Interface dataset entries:
[Start of Attachment]
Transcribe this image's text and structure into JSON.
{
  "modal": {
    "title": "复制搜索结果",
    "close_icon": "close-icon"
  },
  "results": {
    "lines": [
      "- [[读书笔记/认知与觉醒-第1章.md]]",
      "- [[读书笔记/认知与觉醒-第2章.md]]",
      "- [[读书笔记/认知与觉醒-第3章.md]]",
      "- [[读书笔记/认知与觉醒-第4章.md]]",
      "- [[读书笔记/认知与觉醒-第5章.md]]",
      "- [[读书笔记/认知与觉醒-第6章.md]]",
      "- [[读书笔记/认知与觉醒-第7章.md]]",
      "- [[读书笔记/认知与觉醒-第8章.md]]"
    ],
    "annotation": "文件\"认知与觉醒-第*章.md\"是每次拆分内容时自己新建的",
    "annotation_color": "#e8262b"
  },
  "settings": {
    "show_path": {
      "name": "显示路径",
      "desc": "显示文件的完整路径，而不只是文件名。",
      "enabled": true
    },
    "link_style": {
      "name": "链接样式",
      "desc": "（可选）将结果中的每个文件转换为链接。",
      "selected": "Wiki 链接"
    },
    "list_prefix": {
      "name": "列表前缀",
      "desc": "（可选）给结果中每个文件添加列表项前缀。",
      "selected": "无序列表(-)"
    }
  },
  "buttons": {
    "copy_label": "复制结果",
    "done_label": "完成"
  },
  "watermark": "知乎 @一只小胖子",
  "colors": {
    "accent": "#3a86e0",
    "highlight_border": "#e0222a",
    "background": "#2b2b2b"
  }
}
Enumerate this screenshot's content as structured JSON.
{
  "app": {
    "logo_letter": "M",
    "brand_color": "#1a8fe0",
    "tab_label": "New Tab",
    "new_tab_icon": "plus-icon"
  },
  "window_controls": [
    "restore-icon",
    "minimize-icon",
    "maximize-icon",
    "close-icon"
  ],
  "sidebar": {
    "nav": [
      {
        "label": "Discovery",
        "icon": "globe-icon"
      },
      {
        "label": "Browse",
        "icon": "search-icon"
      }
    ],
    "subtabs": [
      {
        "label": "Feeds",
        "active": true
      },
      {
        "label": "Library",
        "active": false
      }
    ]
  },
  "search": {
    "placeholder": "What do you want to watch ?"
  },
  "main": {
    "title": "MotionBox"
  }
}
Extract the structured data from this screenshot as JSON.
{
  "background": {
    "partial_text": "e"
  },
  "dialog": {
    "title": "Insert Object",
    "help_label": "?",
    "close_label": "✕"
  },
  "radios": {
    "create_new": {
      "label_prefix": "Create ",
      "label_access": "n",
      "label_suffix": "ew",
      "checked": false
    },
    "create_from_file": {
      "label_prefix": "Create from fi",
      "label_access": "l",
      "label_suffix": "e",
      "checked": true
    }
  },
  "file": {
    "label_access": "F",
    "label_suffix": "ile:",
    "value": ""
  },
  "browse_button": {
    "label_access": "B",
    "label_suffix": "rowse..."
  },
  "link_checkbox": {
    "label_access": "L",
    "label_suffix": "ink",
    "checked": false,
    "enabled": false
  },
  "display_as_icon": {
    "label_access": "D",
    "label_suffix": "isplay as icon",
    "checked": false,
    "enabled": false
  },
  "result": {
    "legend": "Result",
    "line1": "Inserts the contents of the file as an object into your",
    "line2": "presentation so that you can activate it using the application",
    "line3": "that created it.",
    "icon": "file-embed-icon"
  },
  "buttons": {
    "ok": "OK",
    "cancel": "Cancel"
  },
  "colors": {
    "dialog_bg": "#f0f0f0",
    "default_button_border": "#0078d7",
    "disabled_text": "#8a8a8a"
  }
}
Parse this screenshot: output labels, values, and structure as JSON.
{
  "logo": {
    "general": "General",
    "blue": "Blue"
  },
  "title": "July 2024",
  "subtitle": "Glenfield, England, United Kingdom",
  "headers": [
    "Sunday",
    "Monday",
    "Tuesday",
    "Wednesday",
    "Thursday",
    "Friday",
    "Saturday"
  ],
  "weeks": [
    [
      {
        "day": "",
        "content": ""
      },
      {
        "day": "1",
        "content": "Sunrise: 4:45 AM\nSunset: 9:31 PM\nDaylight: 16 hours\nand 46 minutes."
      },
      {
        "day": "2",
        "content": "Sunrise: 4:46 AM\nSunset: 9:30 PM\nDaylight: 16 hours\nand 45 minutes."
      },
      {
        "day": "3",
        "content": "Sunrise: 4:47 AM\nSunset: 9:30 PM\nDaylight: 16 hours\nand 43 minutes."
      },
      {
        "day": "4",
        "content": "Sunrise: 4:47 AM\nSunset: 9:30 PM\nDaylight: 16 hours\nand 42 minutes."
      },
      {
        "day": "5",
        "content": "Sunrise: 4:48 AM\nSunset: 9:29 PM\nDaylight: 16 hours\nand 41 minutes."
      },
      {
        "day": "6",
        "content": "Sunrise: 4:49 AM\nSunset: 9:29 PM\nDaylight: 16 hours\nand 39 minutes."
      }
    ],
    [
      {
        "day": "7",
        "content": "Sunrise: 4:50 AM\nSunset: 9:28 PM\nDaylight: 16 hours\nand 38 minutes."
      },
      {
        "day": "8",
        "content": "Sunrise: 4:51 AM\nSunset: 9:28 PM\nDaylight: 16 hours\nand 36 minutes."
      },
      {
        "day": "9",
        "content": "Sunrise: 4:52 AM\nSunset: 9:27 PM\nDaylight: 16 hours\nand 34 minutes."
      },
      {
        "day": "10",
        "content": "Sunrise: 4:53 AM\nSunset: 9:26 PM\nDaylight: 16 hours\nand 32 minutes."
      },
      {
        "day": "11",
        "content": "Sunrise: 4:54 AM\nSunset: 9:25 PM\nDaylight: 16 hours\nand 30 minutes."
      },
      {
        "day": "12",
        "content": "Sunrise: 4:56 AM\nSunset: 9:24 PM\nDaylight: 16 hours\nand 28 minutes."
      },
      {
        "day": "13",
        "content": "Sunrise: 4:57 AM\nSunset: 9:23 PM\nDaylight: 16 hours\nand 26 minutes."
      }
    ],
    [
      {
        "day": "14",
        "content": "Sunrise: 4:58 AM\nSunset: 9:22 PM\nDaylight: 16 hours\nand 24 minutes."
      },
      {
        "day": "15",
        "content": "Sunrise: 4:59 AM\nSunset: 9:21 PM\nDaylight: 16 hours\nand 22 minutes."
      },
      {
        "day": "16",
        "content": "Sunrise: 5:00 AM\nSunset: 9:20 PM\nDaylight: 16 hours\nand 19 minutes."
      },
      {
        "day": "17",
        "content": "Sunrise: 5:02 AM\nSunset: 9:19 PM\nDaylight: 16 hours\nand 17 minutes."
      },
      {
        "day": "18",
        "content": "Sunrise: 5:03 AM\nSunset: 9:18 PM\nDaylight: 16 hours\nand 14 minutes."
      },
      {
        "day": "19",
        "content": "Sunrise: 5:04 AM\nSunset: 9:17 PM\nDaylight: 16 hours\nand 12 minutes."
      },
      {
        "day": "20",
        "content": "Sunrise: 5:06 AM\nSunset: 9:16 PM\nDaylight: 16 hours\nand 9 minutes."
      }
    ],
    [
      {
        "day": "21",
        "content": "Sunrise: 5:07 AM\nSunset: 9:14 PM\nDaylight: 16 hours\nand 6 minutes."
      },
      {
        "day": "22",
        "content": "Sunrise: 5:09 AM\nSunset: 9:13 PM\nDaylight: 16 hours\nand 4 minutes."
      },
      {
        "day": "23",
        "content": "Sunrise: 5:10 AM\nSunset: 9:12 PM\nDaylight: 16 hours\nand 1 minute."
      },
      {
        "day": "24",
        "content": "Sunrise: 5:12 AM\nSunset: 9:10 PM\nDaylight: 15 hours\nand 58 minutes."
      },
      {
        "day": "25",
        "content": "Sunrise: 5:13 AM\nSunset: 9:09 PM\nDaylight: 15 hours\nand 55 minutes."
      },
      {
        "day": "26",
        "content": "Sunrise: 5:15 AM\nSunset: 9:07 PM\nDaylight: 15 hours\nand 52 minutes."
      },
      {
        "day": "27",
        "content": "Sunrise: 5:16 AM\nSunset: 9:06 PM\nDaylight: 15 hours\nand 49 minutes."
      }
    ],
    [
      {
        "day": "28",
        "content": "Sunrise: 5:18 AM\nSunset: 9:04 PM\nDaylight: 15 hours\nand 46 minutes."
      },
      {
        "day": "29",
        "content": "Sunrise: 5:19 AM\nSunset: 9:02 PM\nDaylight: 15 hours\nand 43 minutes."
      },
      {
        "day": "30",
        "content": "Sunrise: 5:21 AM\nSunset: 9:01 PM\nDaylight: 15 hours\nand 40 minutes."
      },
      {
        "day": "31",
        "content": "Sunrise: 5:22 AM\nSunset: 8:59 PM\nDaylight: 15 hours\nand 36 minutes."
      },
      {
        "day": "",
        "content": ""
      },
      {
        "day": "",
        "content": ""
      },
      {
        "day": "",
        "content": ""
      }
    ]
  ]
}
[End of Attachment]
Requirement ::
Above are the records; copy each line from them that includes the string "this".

Reply to the task ::
Transcribe this image's text and structure into JSON.
Enumerate this screenshot's content as structured JSON.
Extract the structured data from this screenshot as JSON.
Parse this screenshot: output labels, values, and structure as JSON.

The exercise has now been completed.